Inherently interdisciplinary, neuroscience integrates psychology, biology and chemistry in the study of brain development, learning and memory, sensation and perception, neurological and psychological disorders as well as the molecules, cells and genes responsible for nervous system functioning.

There are currently 16 students who have declared a concentration in the neuroscience interdisciplinary area, which is taught by Bruce Hetzler, professor psychology, Nancy Wall, associate professor of biology, Lori Hilt and Judith Humphries, assistant professors of psychology and biology, respectively.

“This is going to be the century of the brain,” said Wall. “Earlier this year, President Obama announced the creation of the Brain Research through Advancing Innovative Neurotechnologies (BRAIN) initiative, which certainly speaks to the growing prominence of neuroscience today.

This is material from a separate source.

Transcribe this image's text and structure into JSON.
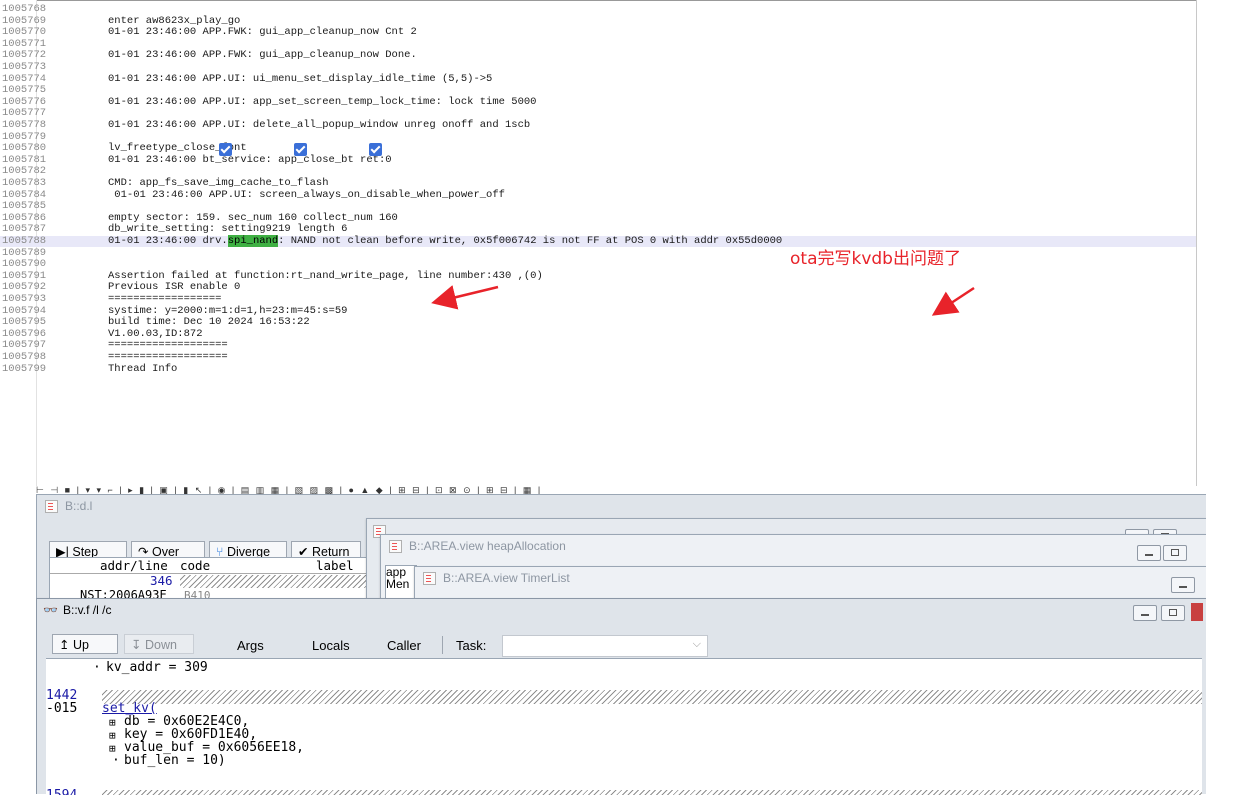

“After two years of discussions on developing it as a major, we’re all very excited to be moving forward with it,” Wall added. “This change will be especially beneficial for students who want to pursue graduate studies in the field.”

Promoting Interdisciplinary Collaboration

Lawrence faculty from a variety of disciplines and divisions first introduced innovation and entrepreneurship courses six years ago as a way to enable students to further pursue their passion through innovative and entrepreneurial ventures both in coursework and co-curricular activities.

Rabbit-Gallery-logo_werblogAmong the latter were the development of The Rabbit Gallery, a temporary art gallery that showcased an empty storefront in downtown Appleton, the Greyfell Theater Company,  which launched last December in Door County with the performance of four, original 10-minute plays written by students, and Flickey, a kiosk-based movie distribution system that allows consumers to download movies to a flash drive for playback on a computer or television, among others.

Multidisciplinary by nature, the I&E curriculum has been developed by the faculty of six departments — the conservatory of music, economics, government, physics, studio art and theatre arts — with several courses involving instructors from multiple departments.

Much of the curriculum was developed by a core of nine faculty members: John Brandenberger, physics; Marty Finkler, economics; Adam Galambos, economics; Rob Neilson, studio art; Brian Pertl, dean of the conservatory; Ben Rinehart, art history; Claudena Skran, government; Tim Troy, theatre arts; and Gary Vaughan, economics.

“The new interdisciplinary area in I&E will present a coherent collection of courses to students interested in adding an I&E component to their liberal education,” said Adam Galambos, associate professor of economics. “It also will promote interdisciplinary collaboration among students and faculty and enable students to show on their transcripts that they have completed a coherent I&E curriculum.”

One unique aspect of the program is an advisory committee of a dozen committed alumni who have helped faculty develop a program that fits with Lawrence’s mission and culture.

“I&E means different things to different people, but at Lawrence, we think of it in broadly conceived terms that mesh well with the liberal arts,” Galambos added. “Our graduates who embrace innovative and entrepreneurial attitudes will be better equipped to create fulfilling lives for themselves, lives that extend their liberal arts experience.”

During the 2013-14 academic year, more than 10 percent of the student body — 160 students — have enrolled in an I&E course.

About Lawrence University
Founded in 1847, Lawrence University uniquely integrates a college of liberal arts and sciences with a nationally recognized conservatory of music, both devoted exclusively to undergraduate education. It was selected for inclusion in the Fiske Guide to Colleges 2014 and the book “Colleges That Change Lives: 40 Schools That Will Change the Way You Think About College.” Individualized learning, the development of multiple interests and community engagement are central to the Lawrence experience. Lawrence draws its 1,500 students from nearly every state and more than 50 countries.